Longevity risk represents both a long and short-term risk to pension schemes. The long term effect is obvious – the longer pensioners live the more has to be paid to them. The short term risk arises from the revaluation of pension liabilities as evidence grows that assumptions need to be changed. In the last five years most companies have built in assumptions of longer lifespans into their pension schemes – causing a one-off increase in liabilities. Under the UK’s existing regulatory system such increases lead to higher funding requirements in the short to medium term.

Longevity hedging – contracting with someone else to bear some or all of a scheme’s longevity risk – is not a cheap option. It carries significant administration costs, plus a premium is paid to insurers or other counterparties to take on the risk. This is usually shown as an immediate increase in liabilities. When ITV in August undertook a longevity swap on GBP 1.7bn of its pensions, the result was an increase in liabilities of GBP50m – or about the equivalent of a one-year change in life expectancy.

Rolls-Royce’s pension scheme is well funded, with an accounting deficit of less than 2% of liabilities at 30 June 2011. The longevity deal it has struck with Deutsche Bank will apply to GBP3bn of the group’s approximate GBP7bn UK pension liabilities. The group said that the transaction cost will be borne by the pension fund and ‘will have no material effect on the funding arrangements.’

Fitch’s pension methodology focuses on the cash funding costs to companies of providing pensions. In the UK longevity can affect this in that changes in assumptions often lead to significant increase in deficits which have to be funded.
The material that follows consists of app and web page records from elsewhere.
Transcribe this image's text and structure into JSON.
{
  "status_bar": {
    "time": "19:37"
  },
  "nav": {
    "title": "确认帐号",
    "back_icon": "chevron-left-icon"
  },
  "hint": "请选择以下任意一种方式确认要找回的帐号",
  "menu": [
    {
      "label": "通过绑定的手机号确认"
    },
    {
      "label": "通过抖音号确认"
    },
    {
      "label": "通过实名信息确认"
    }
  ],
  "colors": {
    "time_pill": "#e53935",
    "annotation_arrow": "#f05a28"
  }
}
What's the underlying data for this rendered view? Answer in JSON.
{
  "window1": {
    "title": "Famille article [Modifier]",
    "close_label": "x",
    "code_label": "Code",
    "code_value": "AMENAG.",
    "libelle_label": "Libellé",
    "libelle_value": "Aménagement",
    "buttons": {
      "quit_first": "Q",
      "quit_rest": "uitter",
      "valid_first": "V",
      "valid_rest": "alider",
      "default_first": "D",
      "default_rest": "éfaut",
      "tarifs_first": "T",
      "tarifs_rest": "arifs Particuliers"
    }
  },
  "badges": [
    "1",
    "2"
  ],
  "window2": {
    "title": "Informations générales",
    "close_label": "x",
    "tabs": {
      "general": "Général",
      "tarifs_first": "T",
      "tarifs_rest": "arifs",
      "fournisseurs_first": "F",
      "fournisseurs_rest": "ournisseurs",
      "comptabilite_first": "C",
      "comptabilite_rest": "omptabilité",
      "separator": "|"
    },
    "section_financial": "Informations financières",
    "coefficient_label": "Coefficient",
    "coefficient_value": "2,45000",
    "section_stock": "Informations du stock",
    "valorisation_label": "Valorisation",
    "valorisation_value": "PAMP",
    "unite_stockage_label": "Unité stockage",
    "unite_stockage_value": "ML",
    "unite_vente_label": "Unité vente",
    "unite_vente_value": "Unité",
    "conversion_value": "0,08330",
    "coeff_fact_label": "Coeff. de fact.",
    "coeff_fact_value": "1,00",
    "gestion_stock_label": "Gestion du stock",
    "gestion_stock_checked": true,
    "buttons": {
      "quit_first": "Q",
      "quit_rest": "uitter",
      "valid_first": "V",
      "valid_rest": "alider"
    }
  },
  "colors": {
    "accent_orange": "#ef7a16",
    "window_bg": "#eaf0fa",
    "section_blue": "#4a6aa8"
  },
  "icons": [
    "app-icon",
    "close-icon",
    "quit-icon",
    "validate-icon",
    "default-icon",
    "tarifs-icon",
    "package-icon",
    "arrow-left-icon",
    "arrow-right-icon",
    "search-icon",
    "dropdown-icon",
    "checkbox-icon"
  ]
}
To the extent that a longevity swap eliminates this risk, this is positive for a company’s credit quality. Against this is the cash cost of such a deal.

Source : Fitch Ratings  Press Release